.NET Tips and Tricks

Blog archive

Files and Classes: Organize by Use

The default organization method Visual Studio uses when adding classes is to put each class in a separate file. That doesn't mean you should do the same thing. This is especially true in Visual Studio 2012, which combines Class View with the Solution Explorer standard File View (and adds a search capability on top of that).

Even in earlier versions of Visual Studio, you can always get to a class's code just by clicking on the class name in your code and pressing F12. With those tools in place, it's hard to see much advantage in being able to scroll to the class file in the Solution Explorer file view. Keeping each class in a separate file is an option, not a requirement.

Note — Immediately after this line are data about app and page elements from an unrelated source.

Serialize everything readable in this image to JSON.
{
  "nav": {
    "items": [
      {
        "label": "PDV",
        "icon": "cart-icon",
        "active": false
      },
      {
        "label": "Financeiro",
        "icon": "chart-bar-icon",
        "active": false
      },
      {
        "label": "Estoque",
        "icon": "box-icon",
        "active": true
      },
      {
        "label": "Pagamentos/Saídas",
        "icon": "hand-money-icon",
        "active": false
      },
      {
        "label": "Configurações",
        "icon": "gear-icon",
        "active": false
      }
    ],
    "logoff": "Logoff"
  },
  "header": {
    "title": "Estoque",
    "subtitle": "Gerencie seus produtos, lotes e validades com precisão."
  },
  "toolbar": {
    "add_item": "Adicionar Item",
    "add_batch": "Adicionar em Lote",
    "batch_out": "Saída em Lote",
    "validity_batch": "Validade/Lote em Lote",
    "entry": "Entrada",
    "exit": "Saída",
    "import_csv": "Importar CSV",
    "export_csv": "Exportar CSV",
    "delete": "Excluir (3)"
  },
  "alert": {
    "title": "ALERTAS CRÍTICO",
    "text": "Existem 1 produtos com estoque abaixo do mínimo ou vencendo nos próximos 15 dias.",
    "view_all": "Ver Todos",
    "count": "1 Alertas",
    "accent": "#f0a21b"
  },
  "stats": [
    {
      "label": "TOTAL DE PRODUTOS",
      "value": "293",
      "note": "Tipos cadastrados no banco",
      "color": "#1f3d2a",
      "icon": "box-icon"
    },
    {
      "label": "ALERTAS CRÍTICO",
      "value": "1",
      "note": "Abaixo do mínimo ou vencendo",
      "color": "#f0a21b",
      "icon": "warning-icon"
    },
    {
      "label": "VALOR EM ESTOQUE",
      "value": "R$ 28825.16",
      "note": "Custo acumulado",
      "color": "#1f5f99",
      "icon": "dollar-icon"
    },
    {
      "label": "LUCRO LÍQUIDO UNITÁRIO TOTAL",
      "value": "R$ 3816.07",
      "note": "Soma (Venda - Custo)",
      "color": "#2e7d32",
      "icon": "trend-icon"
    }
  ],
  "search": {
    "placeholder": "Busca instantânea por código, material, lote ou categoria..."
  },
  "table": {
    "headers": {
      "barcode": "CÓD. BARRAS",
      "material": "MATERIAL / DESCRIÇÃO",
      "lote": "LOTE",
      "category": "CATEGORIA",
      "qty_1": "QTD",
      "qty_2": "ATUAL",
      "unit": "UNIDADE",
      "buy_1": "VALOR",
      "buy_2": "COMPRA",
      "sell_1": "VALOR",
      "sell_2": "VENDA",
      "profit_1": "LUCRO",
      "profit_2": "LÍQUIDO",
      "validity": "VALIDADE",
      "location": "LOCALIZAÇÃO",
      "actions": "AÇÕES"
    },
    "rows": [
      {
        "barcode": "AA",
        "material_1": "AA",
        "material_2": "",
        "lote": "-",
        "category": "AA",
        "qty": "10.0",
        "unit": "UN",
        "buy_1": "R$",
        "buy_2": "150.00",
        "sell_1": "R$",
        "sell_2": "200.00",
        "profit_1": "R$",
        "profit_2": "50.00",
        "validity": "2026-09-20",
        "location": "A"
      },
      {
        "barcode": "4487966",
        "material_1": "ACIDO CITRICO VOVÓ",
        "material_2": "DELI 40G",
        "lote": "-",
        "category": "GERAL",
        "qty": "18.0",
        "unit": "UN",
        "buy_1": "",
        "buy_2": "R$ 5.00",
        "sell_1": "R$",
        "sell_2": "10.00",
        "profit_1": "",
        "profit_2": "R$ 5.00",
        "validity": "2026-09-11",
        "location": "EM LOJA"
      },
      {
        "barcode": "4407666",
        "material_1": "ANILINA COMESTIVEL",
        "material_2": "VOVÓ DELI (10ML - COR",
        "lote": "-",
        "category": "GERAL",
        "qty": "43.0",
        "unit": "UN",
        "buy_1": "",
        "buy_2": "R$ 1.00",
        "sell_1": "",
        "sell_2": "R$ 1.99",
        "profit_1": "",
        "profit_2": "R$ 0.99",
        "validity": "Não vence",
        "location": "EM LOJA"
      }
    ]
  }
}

Off the top of my head, I can think of at least two occasions where it makes sense to put multiple classes in the same file. First, where you have a class that's used only by one other class, it's probably easier for everybody if you keep those two classes in a single file. Second, EventArgs classes that are generated in one class and returned from that class's events might be best kept in the same file with the class that generates it.

I bet some of you can think of other occasions where it makes more sense to put two classes in the same file than it does to put them in separate files. That's OK.

Posted by Peter Vogel on 10/07/2014 at 1:51 PM


comments powered by Disqus

Featured

  • Java on Visual Studio Code Going Cloud Native

    Cloud-native development figures prominently in a new roadmap published by Microsoft's Java on Visual Studio Code dev team.

  • Speed Lines Graphic

    Quantum-Inspired Annealing Using C# or Python

    Dr. James McCaffrey of Microsoft Research explains a new idea that slightly modifies standard simulated annealing by borrowing ideas from quantum mechanics.

  • Visual Studio 2022 v17.1 Preview 3 Improves Web Tools

    Microsoft quietly shipped Visual Studio 2022 v17.1 Preview 3 with enhancements to web tools.

  • Progress Telerik Adds 20-Plus Components for Blazor, .NET MAUI and WinUI

    The R1 2022 release of Progress Telerik development tooling adds more than 20 new components to the Blazor, .NET MAUI and WinUI offerings.

Upcoming Events